April 17, 2001
Among the major race and ethnic groups, employment grew fastest for Hispanics in 2000. The number of employed Hispanics aged 16 and older grew by 5.1 percent; this compares with increases of 2.0 percent for blacks and 0.8 percent for whites.
Part of the strong employment growth for Hispanics reflects population growth. The Hispanic population grew by 3.5 percent in 2000, while the black and white populations grew 1.6 percent and 0.8 percent, respectively. However, the increase in employment for Hispanics also reflects an increase in the percentage of their population that was employed. Their employment-population ratio reached an all-time high of 64.9 percent in the fourth quarter of 2000.
These data are a product of the Current Population Survey. The above figures on employment are seasonally adjusted; population figures are not adjusted for seasonal variation. Percent changes discussed above are fourth quarter 1999 to fourth quarter 2000. Find out more about employment changes in 2000 in "The job market in 2000: slowing down as the year ended," by Jennifer L. Martel and David S. Langdon, Monthly Labor Review, February 2001.
Bureau of Labor Statistics, U.S. Department of Labor, The Economics Daily, Employment growth in 2000 by race and Hispanic origin on the Internet at http://www.bls.gov/opub/ted/2001/apr/wk3/art02.htm (visited July 31, 2015).
Recent editions of Spotlight on Statistics
New estimates of personal taxes in Consumer Expenditure Survey
In 2013, the Consumer Expenditure Survey improved its personal tax data.
Trends in long-term unemployment
Long-term unemployment reached historically high levels following the recession of 2007–2009.
Housing: before, during, and after the Great Recession

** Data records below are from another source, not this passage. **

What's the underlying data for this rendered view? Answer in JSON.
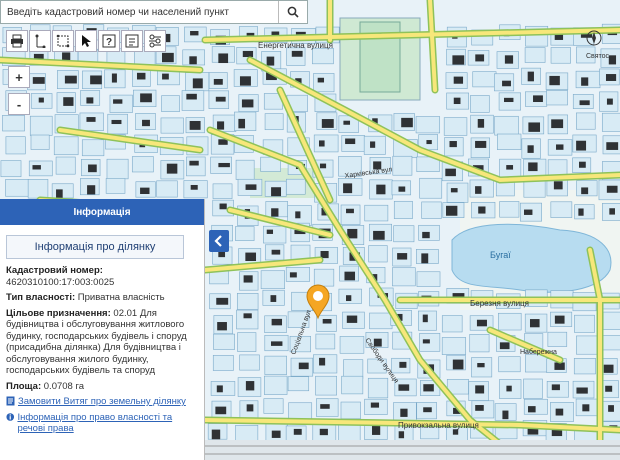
{
  "search": {
    "placeholder": "Введіть кадастровий номер чи населений пункт"
  },
  "toolbar": {
    "tools": [
      "print-icon",
      "ruler-icon",
      "area-measure-icon",
      "pointer-icon",
      "help-icon",
      "info-icon",
      "layers-icon"
    ]
  },
  "zoom": {
    "in_label": "+",
    "out_label": "-"
  },
  "map": {
    "street_labels": {
      "energetychna": "Енергетична вулиця",
      "bugai": "Бугаї",
      "pryvokzalna": "Привокзальна вулиця",
      "berezneva": "Березня вулиця",
      "naberezhna": "Набережна",
      "kharkivska": "Харківська вул",
      "svyatoslav": "Святос",
      "svobody": "Свободи вулиця",
      "sotsialna": "Соціальна вул"
    },
    "colors": {
      "road": "#f7e77a",
      "road_border": "#8fc25a",
      "building": "#333333",
      "parcel_fill": "#d5e8f3",
      "parcel_line": "#7aa9c9",
      "water": "#b7dcf0",
      "green": "#d3ead6",
      "marker": "#f5a623"
    }
  },
  "panel": {
    "header": "Інформація",
    "subheader": "Інформація про ділянку",
    "cadastral_label": "Кадастровий номер:",
    "cadastral_value": "4620310100:17:003:0025",
    "ownership_label": "Тип власності:",
    "ownership_value": "Приватна власність",
    "purpose_label": "Цільове призначення:",
    "purpose_value": "02.01 Для будівництва і обслуговування житлового будинку, господарських будівель і споруд (присадибна ділянка) Для будівництва і обслуговування жилого будинку, господарських будівель та споруд",
    "area_label": "Площа:",
    "area_value": "0.0708 га",
    "link_extract": "Замовити Витяг про земельну ділянку",
    "link_rights": "Інформація про право власності та речові права"
  },
  "colors": {
    "accent": "#2d63b7"
  }
}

looks at consumer expenditures on household items, employment in residential construction, prices for household items, and injuries in occupations involved in building and maintaining our homes.